Central Arkansas venues have a full week of commemorative events planned
GEORGE WASHINGTON CARVER
6 p.m. Saturday, Feb. 11
The History Channel
(Comcast Ch. 70)
More than just the peanut-tinkerer we all learned about in grade school, George Washington Carver was a certified genius, one of a wave of agri-scientists who changed the way we think about crops and the land. The child of illiterate farmers, Carver was a truly self-made man. Largely self-educated, in the late 1800s Carver turned out a slew of new ideas, such as crop rotation and composting, and over a thousand dif-ferent uses — from peanut butter to an organic early plastic — for southern staple crops such as sweet potatoes, soybeans and peanuts. Tune in to find out more about this great scientist and outstanding black American.
WEB JUNK 20
3 p.m. Saturday, Feb. 11
VH-1 (Comcast Ch. 56)

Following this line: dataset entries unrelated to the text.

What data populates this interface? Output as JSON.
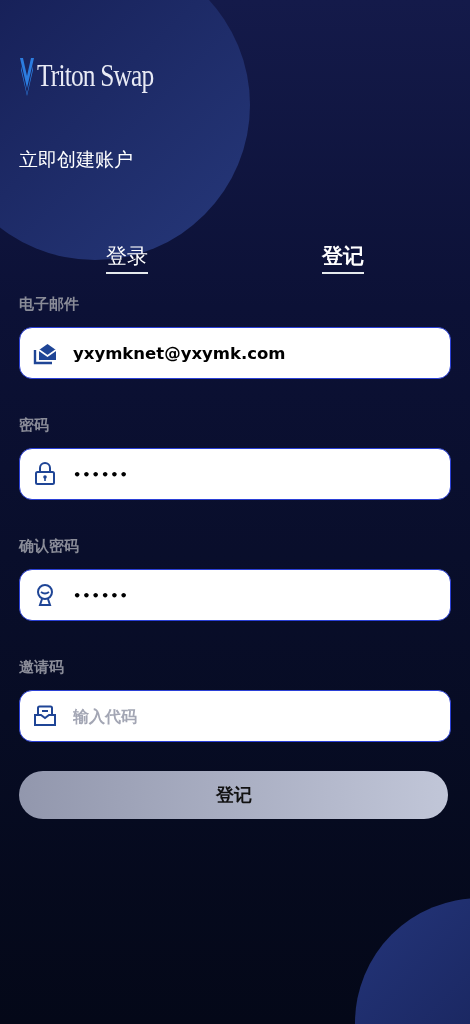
{
  "logo": {
    "text": "Triton Swap"
  },
  "heading": "立即创建账户",
  "tabs": [
    {
      "label": "登录",
      "selected": false
    },
    {
      "label": "登记",
      "selected": true
    }
  ],
  "fields": [
    {
      "label": "电子邮件",
      "kind": "email",
      "value": "yxymknet@yxymk.com"
    },
    {
      "label": "密码",
      "kind": "password",
      "value": "••••••"
    },
    {
      "label": "确认密码",
      "kind": "confirm",
      "value": "••••••"
    },
    {
      "label": "邀请码",
      "kind": "invite",
      "placeholder": "输入代码"
    }
  ],
  "submit": "登记"
}
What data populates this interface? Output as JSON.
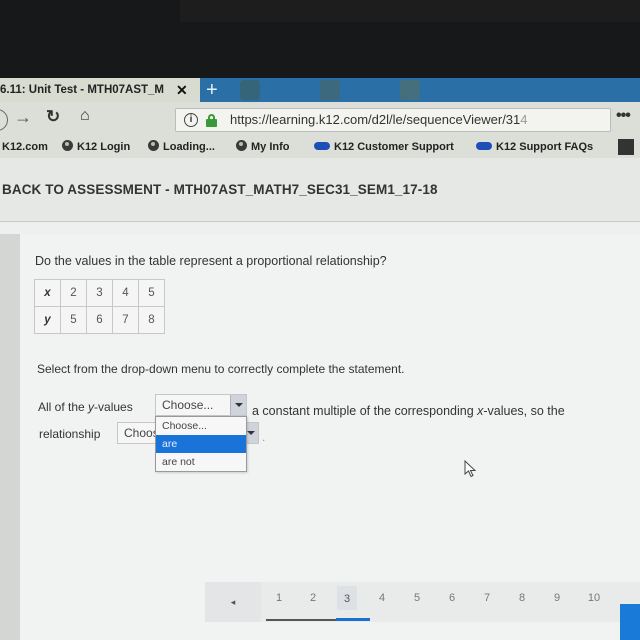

You know you’re not supposed to open e-mails like this, but you just can’t help it: viral videos, those weird, funny, stupid and/or heavily manipulated little clips that circulate on the web like the common cold. Now, VH-1 has done the surfing for you to present this weekly compi-lation of the 20 most downloaded video clips on the web (without the pesky viruses that can sometimes come along with them). As host Patrice O’Neal and the show illustrate, the results are sometimes disturbing, but always hilarious. This week: A cop shoots himself in the foot while giving a presentation on gun safety, and “Godfather of Soul” James Brown turns in a bizarre appearance on a television talk show.
MODERN MARVELS: CANDY
9 p.m. Tuesday, Feb. 14
The History Channel (Comcast Ch. 70)
It screws up your teeth, adheres itself to upholstery at a molecular level, and is absolutely no good for your waistline, but dang ain’t some candy good? After all, 100 million slightly sticky trick-or-treaters can’t be wrong. The question, however (beyond “how do I get some more?”) is: Where does it come from? Here, ride along as the History Channel takes you on a calorie- and guilt-free tour of the history and manufactur-ing methods of some of your favorite treats. On the schedule are tours of Hershey’s Chocolate, See’s Candy, Jelly Belly and Schimpff’s Con-fectionery — one of the last that still does it the old-school way, with small batch kettles and hand-cranked machines.